Work order
Retype each line of the material exactly, please, skipping any picture in it.

= Beginning of Section =

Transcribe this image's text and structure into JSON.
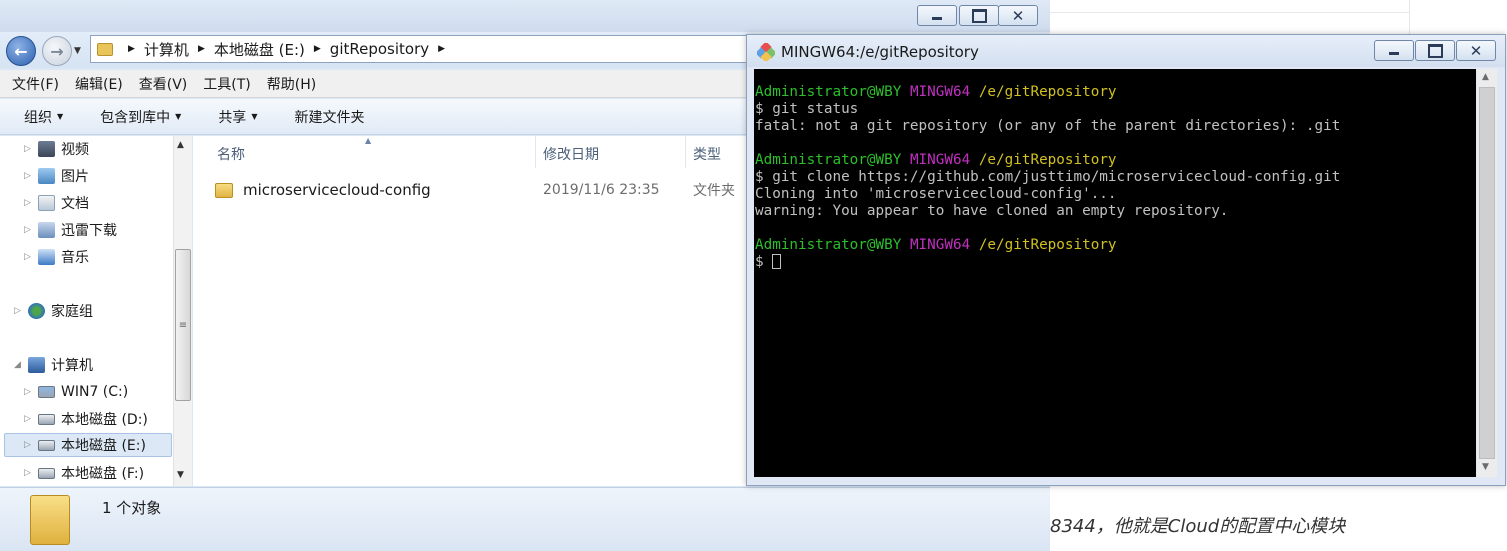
{
  "explorer": {
    "nav": {
      "path": [
        "计算机",
        "本地磁盘 (E:)",
        "gitRepository"
      ]
    },
    "menu": [
      "文件(F)",
      "编辑(E)",
      "查看(V)",
      "工具(T)",
      "帮助(H)"
    ],
    "toolbar": {
      "organize": "组织",
      "include_in_library": "包含到库中",
      "share": "共享",
      "new_folder": "新建文件夹"
    },
    "sidebar": {
      "items": [
        {
          "label": "视频",
          "icon": "video-library-icon"
        },
        {
          "label": "图片",
          "icon": "pictures-library-icon"
        },
        {
          "label": "文档",
          "icon": "documents-library-icon"
        },
        {
          "label": "迅雷下载",
          "icon": "download-folder-icon"
        },
        {
          "label": "音乐",
          "icon": "music-library-icon"
        },
        {
          "label": "家庭组",
          "icon": "homegroup-icon"
        },
        {
          "label": "计算机",
          "icon": "computer-icon"
        },
        {
          "label": "WIN7 (C:)",
          "icon": "system-drive-icon"
        },
        {
          "label": "本地磁盘 (D:)",
          "icon": "drive-icon"
        },
        {
          "label": "本地磁盘 (E:)",
          "icon": "drive-icon",
          "selected": true
        },
        {
          "label": "本地磁盘 (F:)",
          "icon": "drive-icon"
        }
      ]
    },
    "columns": {
      "name": "名称",
      "modified": "修改日期",
      "type": "类型"
    },
    "files": [
      {
        "name": "microservicecloud-config",
        "modified": "2019/11/6 23:35",
        "type": "文件夹"
      }
    ],
    "status": {
      "count": "1 个对象"
    }
  },
  "terminal": {
    "title": "MINGW64:/e/gitRepository",
    "prompt": {
      "user": "Administrator@WBY",
      "system": "MINGW64",
      "cwd": "/e/gitRepository"
    },
    "blocks": [
      {
        "command": "$ git status",
        "output": [
          "fatal: not a git repository (or any of the parent directories): .git"
        ]
      },
      {
        "command": "$ git clone https://github.com/justtimo/microservicecloud-config.git",
        "output": [
          "Cloning into 'microservicecloud-config'...",
          "warning: You appear to have cloned an empty repository."
        ]
      },
      {
        "command": "$ ",
        "output": []
      }
    ]
  },
  "article": {
    "visible_text": "8344，他就是Cloud的配置中心模块"
  },
  "colors": {
    "prompt_user": "#2bbf2b",
    "prompt_system": "#c030c0",
    "prompt_cwd": "#d0c020",
    "terminal_bg": "#000000"
  }
}
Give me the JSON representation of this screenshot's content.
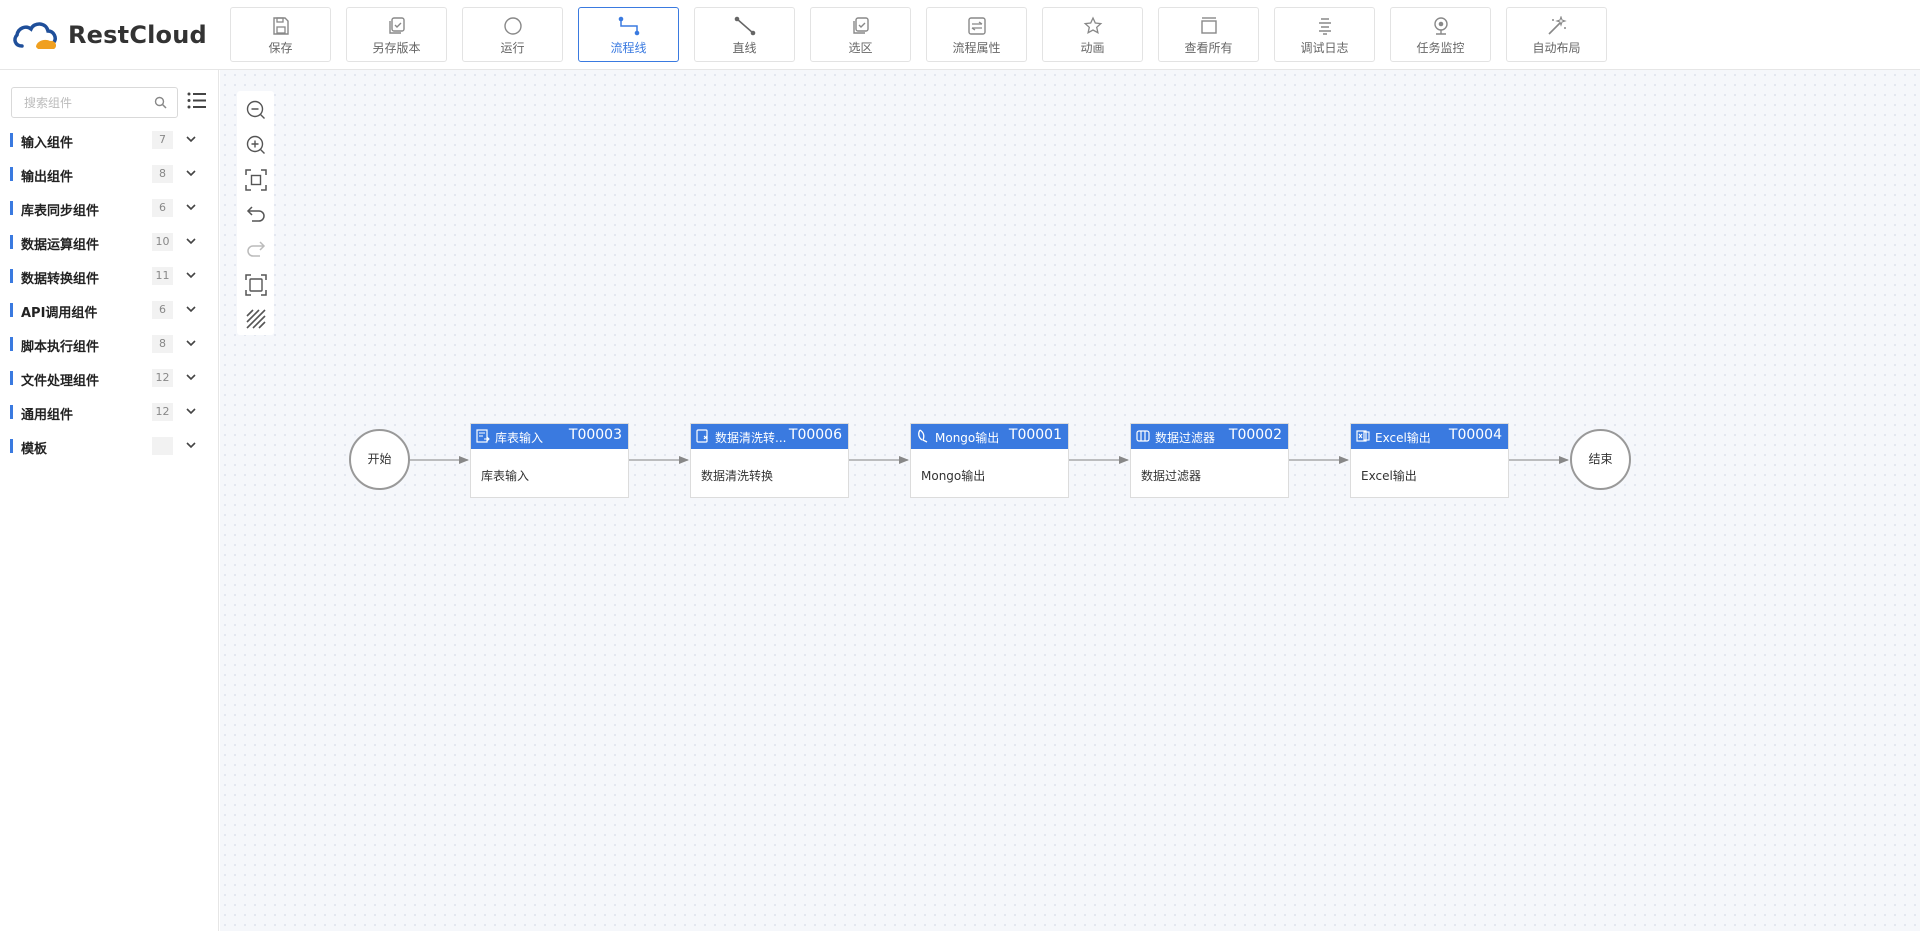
{
  "app": {
    "brand": "RestCloud",
    "brand_colors": {
      "primary": "#3a7ae0",
      "logo_blue": "#1f4f9a",
      "logo_orange": "#f0a020"
    }
  },
  "toolbar": [
    {
      "label": "保存",
      "icon": "save-icon"
    },
    {
      "label": "另存版本",
      "icon": "save-version-icon"
    },
    {
      "label": "运行",
      "icon": "run-icon"
    },
    {
      "label": "流程线",
      "icon": "flow-line-icon",
      "active": true
    },
    {
      "label": "直线",
      "icon": "straight-line-icon"
    },
    {
      "label": "选区",
      "icon": "select-area-icon"
    },
    {
      "label": "流程属性",
      "icon": "flow-properties-icon"
    },
    {
      "label": "动画",
      "icon": "animation-icon"
    },
    {
      "label": "查看所有",
      "icon": "view-all-icon"
    },
    {
      "label": "调试日志",
      "icon": "debug-log-icon"
    },
    {
      "label": "任务监控",
      "icon": "task-monitor-icon"
    },
    {
      "label": "自动布局",
      "icon": "auto-layout-icon"
    }
  ],
  "sidebar": {
    "search_placeholder": "搜索组件",
    "categories": [
      {
        "label": "输入组件",
        "count": "7"
      },
      {
        "label": "输出组件",
        "count": "8"
      },
      {
        "label": "库表同步组件",
        "count": "6"
      },
      {
        "label": "数据运算组件",
        "count": "10"
      },
      {
        "label": "数据转换组件",
        "count": "11"
      },
      {
        "label": "API调用组件",
        "count": "6"
      },
      {
        "label": "脚本执行组件",
        "count": "8"
      },
      {
        "label": "文件处理组件",
        "count": "12"
      },
      {
        "label": "通用组件",
        "count": "12"
      },
      {
        "label": "模板",
        "count": ""
      }
    ]
  },
  "canvas": {
    "zoom_tools": [
      "zoom-out-icon",
      "zoom-in-icon",
      "fit-view-icon",
      "undo-icon",
      "redo-icon",
      "fullscreen-icon",
      "grid-toggle-icon"
    ],
    "start_label": "开始",
    "end_label": "结束",
    "tasks": [
      {
        "title": "库表输入",
        "code": "T00003",
        "body": "库表输入",
        "icon": "table-input-icon"
      },
      {
        "title": "数据清洗转...",
        "code": "T00006",
        "body": "数据清洗转换",
        "icon": "data-clean-icon"
      },
      {
        "title": "Mongo输出",
        "code": "T00001",
        "body": "Mongo输出",
        "icon": "mongo-icon"
      },
      {
        "title": "数据过滤器",
        "code": "T00002",
        "body": "数据过滤器",
        "icon": "filter-icon"
      },
      {
        "title": "Excel输出",
        "code": "T00004",
        "body": "Excel输出",
        "icon": "excel-icon"
      }
    ]
  }
}
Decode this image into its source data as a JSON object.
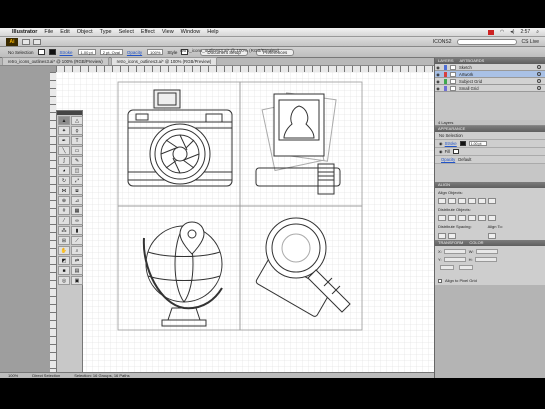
{
  "menubar": {
    "app_name": "Illustrator",
    "items": [
      "File",
      "Edit",
      "Object",
      "Type",
      "Select",
      "Effect",
      "View",
      "Window",
      "Help"
    ],
    "time": "2:57"
  },
  "appbar": {
    "logo": "Ai",
    "workspace": "ICONS2",
    "cs_live": "CS Live"
  },
  "control": {
    "selection": "No Selection",
    "stroke_link": "Stroke",
    "stroke_weight": "1.00 pt",
    "brush_def": "2 pt. Oval",
    "opacity_link": "Opacity",
    "opacity_value": "100%",
    "style_label": "Style",
    "doc_setup": "Document Setup",
    "preferences": "Preferences"
  },
  "document": {
    "title": "retro_icons_outlines3.ai* @ 100% (RGB/Preview)",
    "tabs": [
      "retro_icons_outlines3.ai* @ 100% (RGB/Preview)",
      "retro_icons_outlines3.ai* @ 100% (RGB/Preview)"
    ]
  },
  "layers_panel": {
    "tabs": [
      "LAYERS",
      "ARTBOARDS"
    ],
    "layers": [
      {
        "name": "Sketch",
        "color": "#4f6fd6"
      },
      {
        "name": "Artwork",
        "color": "#d63f3f"
      },
      {
        "name": "Subject Grid",
        "color": "#3fa84f"
      },
      {
        "name": "Small Grid",
        "color": "#6f6fd6"
      }
    ],
    "footer": "4 Layers"
  },
  "appearance_panel": {
    "tabs": [
      "APPEARANCE"
    ],
    "selection": "No Selection",
    "stroke_link": "Stroke",
    "stroke_value": "1.00 pt",
    "fill_label": "Fill",
    "opacity_link": "Opacity",
    "opacity_value": "Default"
  },
  "align_panel": {
    "tabs": [
      "ALIGN"
    ],
    "align_objects": "Align Objects:",
    "distribute_objects": "Distribute Objects:",
    "distribute_spacing": "Distribute Spacing:",
    "align_to": "Align To:"
  },
  "transform_panel": {
    "tabs": [
      "TRANSFORM",
      "COLOR"
    ],
    "x_label": "X:",
    "y_label": "Y:",
    "w_label": "W:",
    "h_label": "H:",
    "align_pixel": "Align to Pixel Grid"
  },
  "statusbar": {
    "zoom": "100%",
    "tool": "Direct Selection",
    "message": "Selection: 16 Groups, 16 Paths"
  }
}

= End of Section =

Solution to the exercise
Transcribe this image's text and structure into JSON.
{
  "explorer": {
    "nav": {
      "path": [
        "计算机",
        "本地磁盘 (E:)",
        "gitRepository"
      ]
    },
    "menu": [
      "文件(F)",
      "编辑(E)",
      "查看(V)",
      "工具(T)",
      "帮助(H)"
    ],
    "toolbar": {
      "organize": "组织",
      "include_in_library": "包含到库中",
      "share": "共享",
      "new_folder": "新建文件夹"
    },
    "sidebar": {
      "items": [
        {
          "label": "视频",
          "icon": "video-library-icon"
        },
        {
          "label": "图片",
          "icon": "pictures-library-icon"
        },
        {
          "label": "文档",
          "icon": "documents-library-icon"
        },
        {
          "label": "迅雷下载",
          "icon": "download-folder-icon"
        },
        {
          "label": "音乐",
          "icon": "music-library-icon"
        },
        {
          "label": "家庭组",
          "icon": "homegroup-icon"
        },
        {
          "label": "计算机",
          "icon": "computer-icon"
        },
        {
          "label": "WIN7 (C:)",
          "icon": "system-drive-icon"
        },
        {
          "label": "本地磁盘 (D:)",
          "icon": "drive-icon"
        },
        {
          "label": "本地磁盘 (E:)",
          "icon": "drive-icon",
          "selected": true
        },
        {
          "label": "本地磁盘 (F:)",
          "icon": "drive-icon"
        }
      ]
    },
    "columns": {
      "name": "名称",
      "modified": "修改日期",
      "type": "类型"
    },
    "files": [
      {
        "name": "microservicecloud-config",
        "modified": "2019/11/6 23:35",
        "type": "文件夹"
      }
    ],
    "status": {
      "count": "1 个对象"
    }
  },
  "terminal": {
    "title": "MINGW64:/e/gitRepository",
    "prompt": {
      "user": "Administrator@WBY",
      "system": "MINGW64",
      "cwd": "/e/gitRepository"
    },
    "blocks": [
      {
        "command": "$ git status",
        "output": [
          "fatal: not a git repository (or any of the parent directories): .git"
        ]
      },
      {
        "command": "$ git clone https://github.com/justtimo/microservicecloud-config.git",
        "output": [
          "Cloning into 'microservicecloud-config'...",
          "warning: You appear to have cloned an empty repository."
        ]
      },
      {
        "command": "$ ",
        "output": []
      }
    ]
  },
  "article": {
    "visible_text": "8344，他就是Cloud的配置中心模块"
  },
  "colors": {
    "prompt_user": "#2bbf2b",
    "prompt_system": "#c030c0",
    "prompt_cwd": "#d0c020",
    "terminal_bg": "#000000"
  }
}
Give me the JSON representation of this screenshot's content.
{
  "app": {
    "brand": "RestCloud",
    "brand_colors": {
      "primary": "#3a7ae0",
      "logo_blue": "#1f4f9a",
      "logo_orange": "#f0a020"
    }
  },
  "toolbar": [
    {
      "label": "保存",
      "icon": "save-icon"
    },
    {
      "label": "另存版本",
      "icon": "save-version-icon"
    },
    {
      "label": "运行",
      "icon": "run-icon"
    },
    {
      "label": "流程线",
      "icon": "flow-line-icon",
      "active": true
    },
    {
      "label": "直线",
      "icon": "straight-line-icon"
    },
    {
      "label": "选区",
      "icon": "select-area-icon"
    },
    {
      "label": "流程属性",
      "icon": "flow-properties-icon"
    },
    {
      "label": "动画",
      "icon": "animation-icon"
    },
    {
      "label": "查看所有",
      "icon": "view-all-icon"
    },
    {
      "label": "调试日志",
      "icon": "debug-log-icon"
    },
    {
      "label": "任务监控",
      "icon": "task-monitor-icon"
    },
    {
      "label": "自动布局",
      "icon": "auto-layout-icon"
    }
  ],
  "sidebar": {
    "search_placeholder": "搜索组件",
    "categories": [
      {
        "label": "输入组件",
        "count": "7"
      },
      {
        "label": "输出组件",
        "count": "8"
      },
      {
        "label": "库表同步组件",
        "count": "6"
      },
      {
        "label": "数据运算组件",
        "count": "10"
      },
      {
        "label": "数据转换组件",
        "count": "11"
      },
      {
        "label": "API调用组件",
        "count": "6"
      },
      {
        "label": "脚本执行组件",
        "count": "8"
      },
      {
        "label": "文件处理组件",
        "count": "12"
      },
      {
        "label": "通用组件",
        "count": "12"
      },
      {
        "label": "模板",
        "count": ""
      }
    ]
  },
  "canvas": {
    "zoom_tools": [
      "zoom-out-icon",
      "zoom-in-icon",
      "fit-view-icon",
      "undo-icon",
      "redo-icon",
      "fullscreen-icon",
      "grid-toggle-icon"
    ],
    "start_label": "开始",
    "end_label": "结束",
    "tasks": [
      {
        "title": "库表输入",
        "code": "T00003",
        "body": "库表输入",
        "icon": "table-input-icon"
      },
      {
        "title": "数据清洗转...",
        "code": "T00006",
        "body": "数据清洗转换",
        "icon": "data-clean-icon"
      },
      {
        "title": "Mongo输出",
        "code": "T00001",
        "body": "Mongo输出",
        "icon": "mongo-icon"
      },
      {
        "title": "数据过滤器",
        "code": "T00002",
        "body": "数据过滤器",
        "icon": "filter-icon"
      },
      {
        "title": "Excel输出",
        "code": "T00004",
        "body": "Excel输出",
        "icon": "excel-icon"
      }
    ]
  }
}
Decode this image into its source data as a JSON object.
{
  "menubar": {
    "app_name": "Illustrator",
    "items": [
      "File",
      "Edit",
      "Object",
      "Type",
      "Select",
      "Effect",
      "View",
      "Window",
      "Help"
    ],
    "time": "2:57"
  },
  "appbar": {
    "logo": "Ai",
    "workspace": "ICONS2",
    "cs_live": "CS Live"
  },
  "control": {
    "selection": "No Selection",
    "stroke_link": "Stroke",
    "stroke_weight": "1.00 pt",
    "brush_def": "2 pt. Oval",
    "opacity_link": "Opacity",
    "opacity_value": "100%",
    "style_label": "Style",
    "doc_setup": "Document Setup",
    "preferences": "Preferences"
  },
  "document": {
    "title": "retro_icons_outlines3.ai* @ 100% (RGB/Preview)",
    "tabs": [
      "retro_icons_outlines3.ai* @ 100% (RGB/Preview)",
      "retro_icons_outlines3.ai* @ 100% (RGB/Preview)"
    ]
  },
  "layers_panel": {
    "tabs": [
      "LAYERS",
      "ARTBOARDS"
    ],
    "layers": [
      {
        "name": "Sketch",
        "color": "#4f6fd6"
      },
      {
        "name": "Artwork",
        "color": "#d63f3f"
      },
      {
        "name": "Subject Grid",
        "color": "#3fa84f"
      },
      {
        "name": "Small Grid",
        "color": "#6f6fd6"
      }
    ],
    "footer": "4 Layers"
  },
  "appearance_panel": {
    "tabs": [
      "APPEARANCE"
    ],
    "selection": "No Selection",
    "stroke_link": "Stroke",
    "stroke_value": "1.00 pt",
    "fill_label": "Fill",
    "opacity_link": "Opacity",
    "opacity_value": "Default"
  },
  "align_panel": {
    "tabs": [
      "ALIGN"
    ],
    "align_objects": "Align Objects:",
    "distribute_objects": "Distribute Objects:",
    "distribute_spacing": "Distribute Spacing:",
    "align_to": "Align To:"
  },
  "transform_panel": {
    "tabs": [
      "TRANSFORM",
      "COLOR"
    ],
    "x_label": "X:",
    "y_label": "Y:",
    "w_label": "W:",
    "h_label": "H:",
    "align_pixel": "Align to Pixel Grid"
  },
  "statusbar": {
    "zoom": "100%",
    "tool": "Direct Selection",
    "message": "Selection: 16 Groups, 16 Paths"
  }
}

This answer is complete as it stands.